(Items from an interface collection)
------------------------------

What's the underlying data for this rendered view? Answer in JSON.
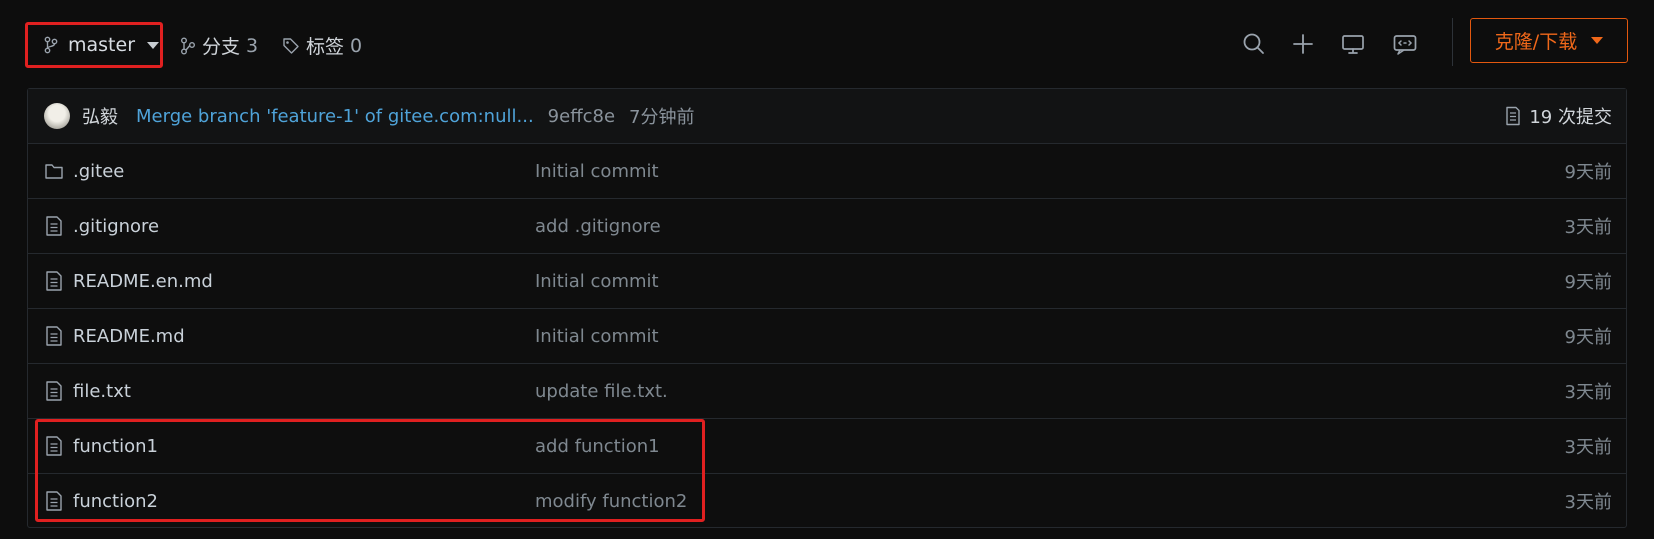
{
  "toolbar": {
    "branch": "master",
    "branches_label": "分支",
    "branches_count": "3",
    "tags_label": "标签",
    "tags_count": "0",
    "clone_label": "克隆/下载"
  },
  "last_commit": {
    "author": "弘毅",
    "message": "Merge branch 'feature-1' of gitee.com:null...",
    "sha": "9effc8e",
    "time": "7分钟前",
    "commits_count": "19 次提交"
  },
  "files": [
    {
      "name": ".gitee",
      "type": "folder",
      "message": "Initial commit",
      "time": "9天前"
    },
    {
      "name": ".gitignore",
      "type": "file",
      "message": "add .gitignore",
      "time": "3天前"
    },
    {
      "name": "README.en.md",
      "type": "file",
      "message": "Initial commit",
      "time": "9天前"
    },
    {
      "name": "README.md",
      "type": "file",
      "message": "Initial commit",
      "time": "9天前"
    },
    {
      "name": "file.txt",
      "type": "file",
      "message": "update file.txt.",
      "time": "3天前"
    },
    {
      "name": "function1",
      "type": "file",
      "message": "add function1",
      "time": "3天前"
    },
    {
      "name": "function2",
      "type": "file",
      "message": "modify function2",
      "time": "3天前"
    }
  ],
  "colors": {
    "accent_orange": "#f0681a",
    "link_blue": "#4fa3d9",
    "highlight_red": "#e02020"
  }
}
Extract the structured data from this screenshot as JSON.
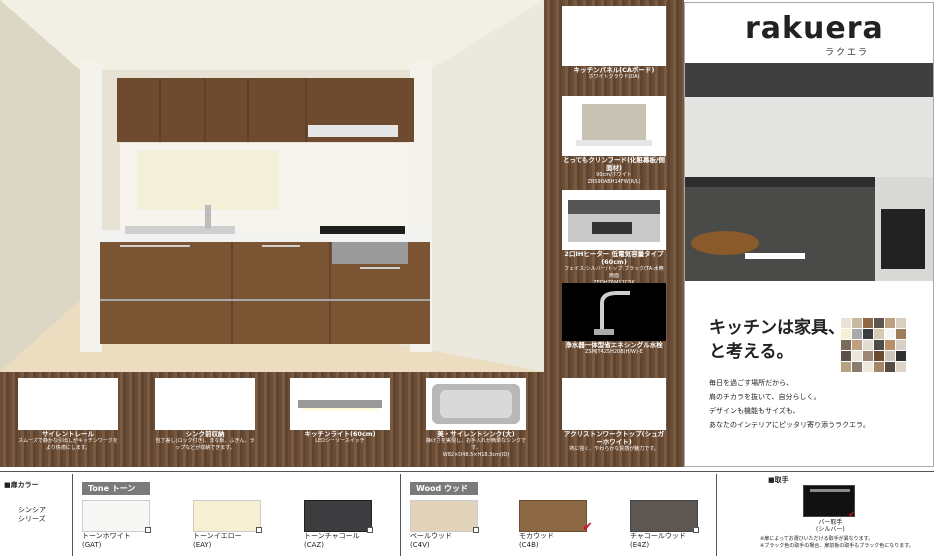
{
  "brand": {
    "logo": "rakuera",
    "logo_kana": "ラクエラ",
    "tagline1": "キッチンは家具、",
    "tagline2": "と考える。",
    "body": [
      "毎日を過ごす場所だから、",
      "肩のチカラを抜いて、自分らしく。",
      "デザインも機能もサイズも、",
      "あなたのインテリアにピッタリ寄り添うラクエラ。"
    ]
  },
  "right_panels": [
    {
      "title": "キッチンパネル(CAボード)",
      "sub": "ホワイトクラウド(DA)"
    },
    {
      "title": "とってもクリンフード(化粧幕板/側面材)",
      "sub": "90cm/ホワイト\nZRS90ABH14FW(R/L)"
    },
    {
      "title": "2口IHヒーター 低電気容量タイプ(60cm)",
      "sub": "フェイス:シルバー/トップ:ブラック(TA-水無両面\nZEDHZ6M17CSK"
    },
    {
      "title": "浄水器一体型省エネシングル水栓",
      "sub": "ZSMJT425H20B(H/W)-E"
    }
  ],
  "bottom_panels": [
    {
      "title": "サイレントレール",
      "sub": "スムーズで静かな引出しがキッチンワークをより快適にします。"
    },
    {
      "title": "シンク前収納",
      "sub": "包丁差し(ロック付き)、まな板、ふきん、ラップなどが収納できます。"
    },
    {
      "title": "キッチンライト(60cm)",
      "sub": "LEDシーソースイッチ"
    },
    {
      "title": "美・サイレントシンク(大)",
      "sub": "静けさを実現し、お手入れが簡単なシンクです。\nW82×D48.5×H18.3cm(ID)"
    },
    {
      "title": "アクリストンワークトップ(シュガーホワイト)",
      "sub": "熱に強く、やわらかな質感が魅力です。"
    }
  ],
  "colors": {
    "section_label": "■扉カラー",
    "series_label": "シンシア\nシリーズ",
    "tone_head": "Tone トーン",
    "wood_head": "Wood ウッド",
    "swatches": [
      {
        "name": "トーンホワイト",
        "code": "(GAT)",
        "color": "#f7f7f5"
      },
      {
        "name": "トーンイエロー",
        "code": "(EAY)",
        "color": "#f6efd2"
      },
      {
        "name": "トーンチャコール",
        "code": "(CAZ)",
        "color": "#3d3d3f"
      },
      {
        "name": "ペールウッド",
        "code": "(C4V)",
        "color": "#e2d3bb"
      },
      {
        "name": "モカウッド",
        "code": "(C4B)",
        "color": "#8d6845"
      },
      {
        "name": "チャコールウッド",
        "code": "(E4Z)",
        "color": "#5e5650"
      }
    ],
    "handle_head": "■取手",
    "handle_name": "バー取手\n(シルバー)",
    "handle_note1": "※扉によってお選びいただける取手が異なります。",
    "handle_note2": "※ブラック色の取手の場合、扉前板の取手もブラック色になります。"
  }
}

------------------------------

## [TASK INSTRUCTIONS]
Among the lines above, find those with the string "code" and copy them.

## [EXPECTED ANSWER]
        "code": "(GAT)",
        "code": "(EAY)",
        "code": "(CAZ)",
        "code": "(C4V)",
        "code": "(C4B)",
        "code": "(E4Z)",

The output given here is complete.